- Charles Chaplin (“as repellant [sic] a human being as I’ve ever been in the room with”) and his pregnant wife, formerly Oona O’Neill.
- The wife of former Goldwyn assistant Justus Baldwin Lawrence (a.k.a. Jock Lawrence).
Thanksgiving turkey part of the game
 “My idea then was that I wouldn’t look good, that my acting was better than my figure, and that others could [pose for cheesecake pictures] better,” Teresa Wright would tell gossip columnist Hedda Hopper in 1950.
Even so, it’s impossible to believe that the dictatorial Samuel Goldwyn – who would unceremoniously fire Wright for being “uncooperative” in 1948 – would agree to such an absurdly detailed clause without having his p.r. people working overtime to sell his 23-year-old newcomer as an Actress (capital “A”) unlike any other.

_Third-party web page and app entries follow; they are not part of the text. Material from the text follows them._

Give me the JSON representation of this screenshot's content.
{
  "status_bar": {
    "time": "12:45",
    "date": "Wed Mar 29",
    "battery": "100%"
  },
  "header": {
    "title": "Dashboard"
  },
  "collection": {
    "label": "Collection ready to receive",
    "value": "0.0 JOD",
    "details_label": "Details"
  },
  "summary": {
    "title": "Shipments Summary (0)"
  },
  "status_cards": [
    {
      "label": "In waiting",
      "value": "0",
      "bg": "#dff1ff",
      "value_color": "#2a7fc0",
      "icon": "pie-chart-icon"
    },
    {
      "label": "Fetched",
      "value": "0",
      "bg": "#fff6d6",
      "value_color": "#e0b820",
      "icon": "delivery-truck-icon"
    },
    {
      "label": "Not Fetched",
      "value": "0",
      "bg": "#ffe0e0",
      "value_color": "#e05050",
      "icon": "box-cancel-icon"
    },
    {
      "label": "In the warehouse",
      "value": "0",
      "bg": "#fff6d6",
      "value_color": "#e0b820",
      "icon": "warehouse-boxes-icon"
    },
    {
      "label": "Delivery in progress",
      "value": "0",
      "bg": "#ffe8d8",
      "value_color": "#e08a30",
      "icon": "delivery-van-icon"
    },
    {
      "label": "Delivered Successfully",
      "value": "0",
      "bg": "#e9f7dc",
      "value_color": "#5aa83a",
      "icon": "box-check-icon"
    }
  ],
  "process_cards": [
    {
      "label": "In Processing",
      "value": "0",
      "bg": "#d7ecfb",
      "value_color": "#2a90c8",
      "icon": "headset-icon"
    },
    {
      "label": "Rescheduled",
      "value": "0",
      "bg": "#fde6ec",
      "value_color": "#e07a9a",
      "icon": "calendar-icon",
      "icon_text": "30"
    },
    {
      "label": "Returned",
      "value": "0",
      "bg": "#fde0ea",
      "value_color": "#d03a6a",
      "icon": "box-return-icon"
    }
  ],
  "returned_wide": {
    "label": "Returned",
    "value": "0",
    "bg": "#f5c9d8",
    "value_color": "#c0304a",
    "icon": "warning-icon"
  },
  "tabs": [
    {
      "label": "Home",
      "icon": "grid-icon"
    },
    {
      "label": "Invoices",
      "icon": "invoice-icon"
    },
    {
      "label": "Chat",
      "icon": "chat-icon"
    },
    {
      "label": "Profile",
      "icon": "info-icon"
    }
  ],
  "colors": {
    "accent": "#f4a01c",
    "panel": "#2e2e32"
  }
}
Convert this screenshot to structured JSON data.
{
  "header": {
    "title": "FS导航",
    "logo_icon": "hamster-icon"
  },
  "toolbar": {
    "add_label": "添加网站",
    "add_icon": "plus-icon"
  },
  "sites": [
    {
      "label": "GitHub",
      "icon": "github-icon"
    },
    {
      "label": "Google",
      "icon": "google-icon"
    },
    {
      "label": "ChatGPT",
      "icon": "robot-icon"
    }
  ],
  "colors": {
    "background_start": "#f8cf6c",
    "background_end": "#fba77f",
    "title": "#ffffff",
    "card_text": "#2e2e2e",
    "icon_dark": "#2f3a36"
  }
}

In other words, if the “no looking insinuatingly at a turkey for Thanksgiving” clause was indeed part of Wright’s contract with Goldwyn, it was also part of the game.
Also, Teresa Wright may have been against posing for cheesecake pictures, but serious actress or no, she didn’t mind posing for ads such as those for Camel cigarettes and Jergens lotion.
International Pictures, ‘Little Accident’
 International Pictures was founded by 20th Century Fox producer and executive William Goetz (Jane Eyre, China Girl) and RKO executive Leo Spitz. In 1946, the company merged with Universal Pictures, which became briefly known as Universal-International.
- William James’ Little Accident (1930), starring Douglas Fairbanks Jr. and Anita Page.
- Charles Lamont’s Little Accident (1939), with Hugh Herbert and Florence Rice.
A December 1944 Lux Radio Theatre broadcast of Casanova Brown featured Gary Cooper and Joan Bennett.
Teresa Wright and Joseph Cotten Shadow of a Doubt image: Universal Pictures.
Shadow of a Doubt trailer: Universal Pictures, via Turner Classic Movies.
Teresa Wright and Gary Cooper Casanova Brown image: Samuel Goldwyn / RKO Pictures.